In terms of date this novel shouldn’t be in our collection, but until we run out of space I am inclined to keep it! Victor Canning was a astonishingly prolific writer with a long career, from the 1930s to the 1980s. (See previous reviews of his novels Fountain Inn (1939) and Green Battlefield (1943).) In his later career he predominantly wrote detective stories and thrillers, but The Circle of the Gods finds him writing historical fiction – an Arthurian romance. This is the second book in a trilogy. The first is The Crimson Chalice (1976), the second The Immortal Wound (1978).
Review by John S:
Atmosphere rather than plot is at the core of this book, the second in a trilogy on fifth century (post-Roman) Britain. The Circle of the Gods concerns the boyhood, adolescence, and early manhood of Arturo, better known to us as Arthur. Arturo has a Roman mother and a British father, the chieftain of a small tribe in the south-west. As a teenager, Arturo goes to Isca (Exeter) and trains as a cavalry officer in the forces of the prince of that city. Finding southern Britain at the mercy of Saxon invaders, and the incumbent authorities disinclined to resist them, Arturo breaks away to form his own paramilitary group. He acquires a beautiful wife and a loyal band of ‘companions’. Arturo and his followers then set about a campaign to drive the Saxons out of the Thames Valley: he calls it ‘the cleansing of the valleys of all your kind’ (p.127). The Circle of the Gods is, of course, Stonehenge, and in the final chapters dramatic events take place in the shadow of the great stones.

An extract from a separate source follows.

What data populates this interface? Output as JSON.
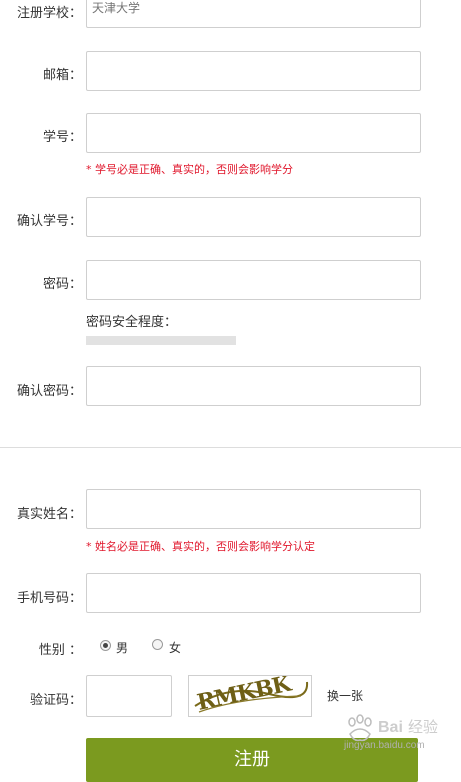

Canning was very popular and prolific between the 1930s and 1970s. Most of his books are set in the twentieth century. The Circle of the Gods is one of the exceptions. It is a very atmospheric novel. Canning glories in describing the British countryside, birds and their calls, the beauty of wild flowers, the different moods of sea and sky, and the changing seasons. His story unfolds sedately, like a summer evening in fifth-century Devon.
Given that The Circle of the Gods is the middle novel of a trilogy, the reader can be pretty certain that Arturo will survive. From time to time Arturo does kill people (mostly Saxons), but he remains an oddly genteel and somewhat high-minded paramilitary leader compared to the bloodthirsty and amoral Orm the Bear Slayer, hero of Robert Low’s popular Viking adventures. Whereas Arturo slays out of duty and a sense of destiny, Orm just likes chopping his enemies up.
From childhood Arturo is convinced that he is the saviour chosen by the British gods to rid the land of the foul and, we are assured, smelly Saxon interlopers who rarely if ever bathe or wash their togs. After defeating one band of Saxons, Arturo puts the survivors into a boat and sends them off down the Thames, presumably back to the continent. Orm the Bear Slayer would be appalled by such weakness, but Arturo has a message to convey. ‘This night’, he tells an elderly Saxon, ‘has begun the cleansing of the valleys of all your kind (p. 127).’
Canning was writing in the mid-1970s, well before the Balkan conflicts brought the phrase ‘ethnic cleansing’ into common use. Is there a tension between the nature mysticism in The Circle of the Gods and Arturo’s very modern – though still comparatively humane – project of ethnic cleansing? I am not sure. Arturo clearly sees himself as the personification of the spirit of fifth-century Britain. The Circle of the Gods may well be more blood and foraging moorhens than ‘blood and soil’, yet Canning never questions Arturo’s mission to purify Britain of aliens.
I recommend The Circle of the Gods to anyone interested in ‘Dark Age’ Britain. Canning is a graceful writer. Although there isn’t a lot of action, he knows how to raise the pace when necessary. He is stronger on nature than he is on characterisation. If the book has a deeper message, it is an ambiguous one – I know nothing of Canning’s politics. I would willingly read the other books in the trilogy.